In the referendum of 1980, political choice was colour-coded to simplify voting: yellow for continuation of the system and blue for a change to multiparty democracy. Results went in the favour of 'improved' panchayat, democratic aspirations of nearly half the voters were left unaddressed for a decade.
When the People's Movement of 1990 upturned the verdict of 1980, most panchays dyed their bandanas blue. A few hardcore yellow hearts like Marich Man Singh refused and decided to lie low. Democrats thought that the yellow fever of the 80s was over. They were so sanguine that not even the sudden dissolution of parliament in May 2002 could wake them up.
After 4 October 2002 all that the dismissed premier Sher Bahadur Deuba could think of was his reinstatement. Eventually he was quite happy to be a nominated premier of a government with nominal powers. The firebrand of the Nepali Congress-D hadn't just mellowed, he had actually yellowed.
By consenting to accept the decisive leadership of the king, the Deuba coalition endorsed the royal takeover of October Fourth by default. This is the reason victims of February First appear to be willing collaborators of constructive monarchy.
Twenty-five years after the referendum the NC is once more thrust at the frontline of anti-palace peaceful struggle. But this time the colour scheme of the political game has a third shade-blood red of the armed Maoists whose true colours aren't yet clear. Maoists sound virulently anti-monarchy but their actions have always resulted in strengthening the hands of palace.
No politician with a panchayat background was touched by Maoists in the initial stages of insurgency.
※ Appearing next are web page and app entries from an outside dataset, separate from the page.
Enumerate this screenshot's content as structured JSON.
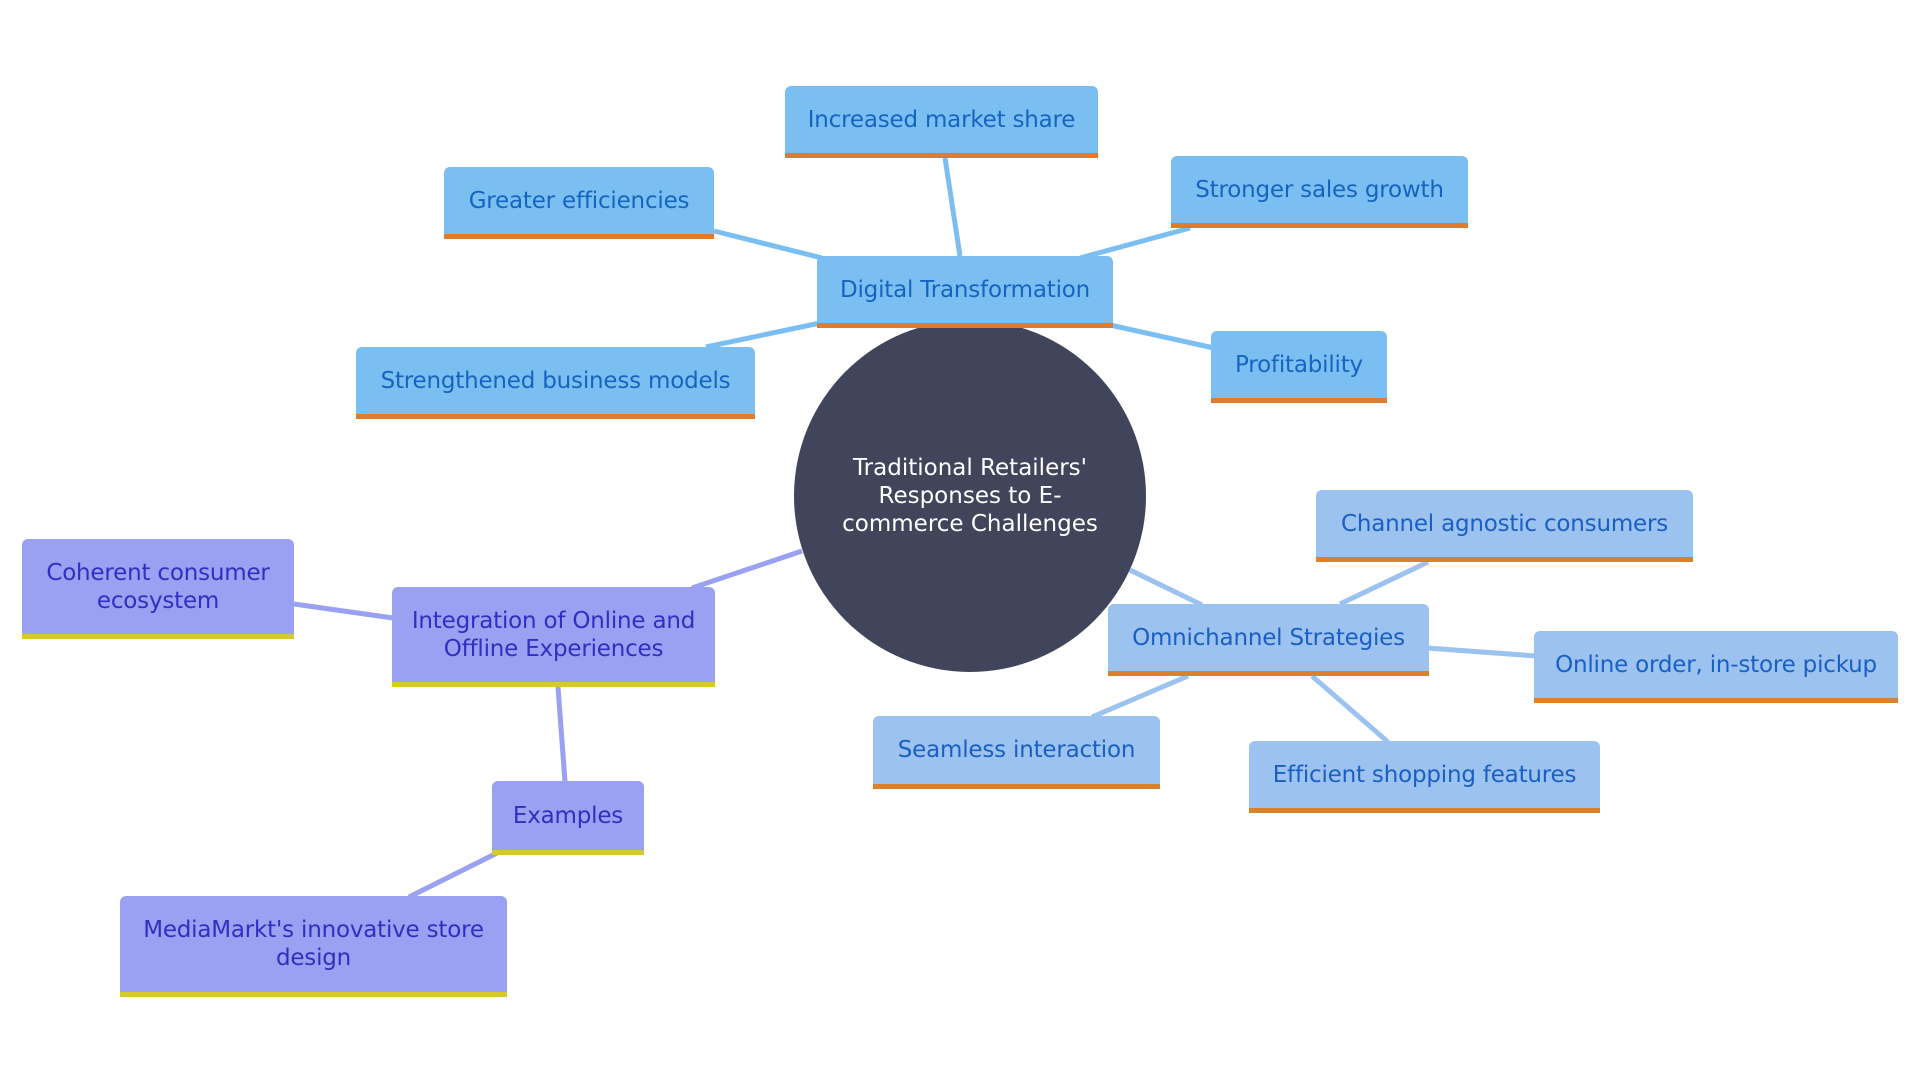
{
  "diagram": {
    "type": "mindmap",
    "root": {
      "id": "root",
      "label": "Traditional Retailers' Responses to E-commerce Challenges",
      "color": "#41455c"
    },
    "groups": {
      "digital": {
        "fill": "#7bbff2",
        "text": "#1565c0",
        "accent": "#e07b2e",
        "edge": "#7bbff2"
      },
      "omni": {
        "fill": "#9cc2ef",
        "text": "#1a5fc4",
        "accent": "#d9822b",
        "edge": "#9cc2ef"
      },
      "integration": {
        "fill": "#9aa0f2",
        "text": "#2f2fc0",
        "accent": "#d8c92a",
        "edge": "#9aa0f2"
      }
    },
    "nodes": [
      {
        "id": "digital",
        "label": "Digital Transformation",
        "parent": "root",
        "group": "digital"
      },
      {
        "id": "market",
        "label": "Increased market share",
        "parent": "digital",
        "group": "digital"
      },
      {
        "id": "efficiencies",
        "label": "Greater efficiencies",
        "parent": "digital",
        "group": "digital"
      },
      {
        "id": "sales",
        "label": "Stronger sales growth",
        "parent": "digital",
        "group": "digital"
      },
      {
        "id": "business",
        "label": "Strengthened business models",
        "parent": "digital",
        "group": "digital"
      },
      {
        "id": "profit",
        "label": "Profitability",
        "parent": "digital",
        "group": "digital"
      },
      {
        "id": "omni",
        "label": "Omnichannel Strategies",
        "parent": "root",
        "group": "omni"
      },
      {
        "id": "agnostic",
        "label": "Channel agnostic consumers",
        "parent": "omni",
        "group": "omni"
      },
      {
        "id": "pickup",
        "label": "Online order, in-store pickup",
        "parent": "omni",
        "group": "omni"
      },
      {
        "id": "seamless",
        "label": "Seamless interaction",
        "parent": "omni",
        "group": "omni"
      },
      {
        "id": "efficient",
        "label": "Efficient shopping features",
        "parent": "omni",
        "group": "omni"
      },
      {
        "id": "integration",
        "label": "Integration of Online and Offline Experiences",
        "parent": "root",
        "group": "integration"
      },
      {
        "id": "coherent",
        "label": "Coherent consumer ecosystem",
        "parent": "integration",
        "group": "integration"
      },
      {
        "id": "examples",
        "label": "Examples",
        "parent": "integration",
        "group": "integration"
      },
      {
        "id": "mediamarkt",
        "label": "MediaMarkt's innovative store design",
        "parent": "examples",
        "group": "integration"
      }
    ]
  }
}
UML activists were similarly spared their wrath. It seemed as if eliminating the NC in the countryside was the sole aim of the armed insurgency. Now that the centre has crumbled and extremists of the left and right face each other menacingly, it's only the centrist NC that still has the political strength to save them from each other.
In the coming days, a lot will depend upon the proclivities of popular politicos under a blue banner. Far from being a spent force, mainstream parties will decide the future course of Nepali politics.
The international community would like to see twin pillars of 1990 constitution work in harmony. An accommodation between yellow and blue to create a green hue of constitutional monarchy and multiparty democracy is still the best possible option. But looking at the belligerence of former panchays dreaming about absolute monarchy patterned after panchayat, the chances of Girija Prasad Koirala discussing absolute democracy with the likes of Tulsi Giri are dim.
At the other extreme, even though Comrade Madhab Nepal and Chairman Prachanda wave the same hammer-and-sickle flag, their political bases are too similar to allow these two ambitious leaders to work together. Prachanda can't tolerate Baburam Bhattarai and Madhab Nepal barely tolerates KP Oli in the UML politburo.
Were the pink communists of Balkhu to join forces with the yellow storm troopers of the palace to fight the Maoist menace, an orange-tinged politics of Marxists and monarchists may emerge. Recently freed Madhab Nepal has ruled out all such possibilities but he is known to change his stand at any hint of power. If this marriage of convenience is solemnised, it may force NC to open lines of communication with the Maoists thus transforming the political landscape. It may appear far-fetched at the moment but this country has seen its share of surprises. The time to think the unthinkable may be nigh. Purple power will transform the socio-cultural landscape of Nepal forever.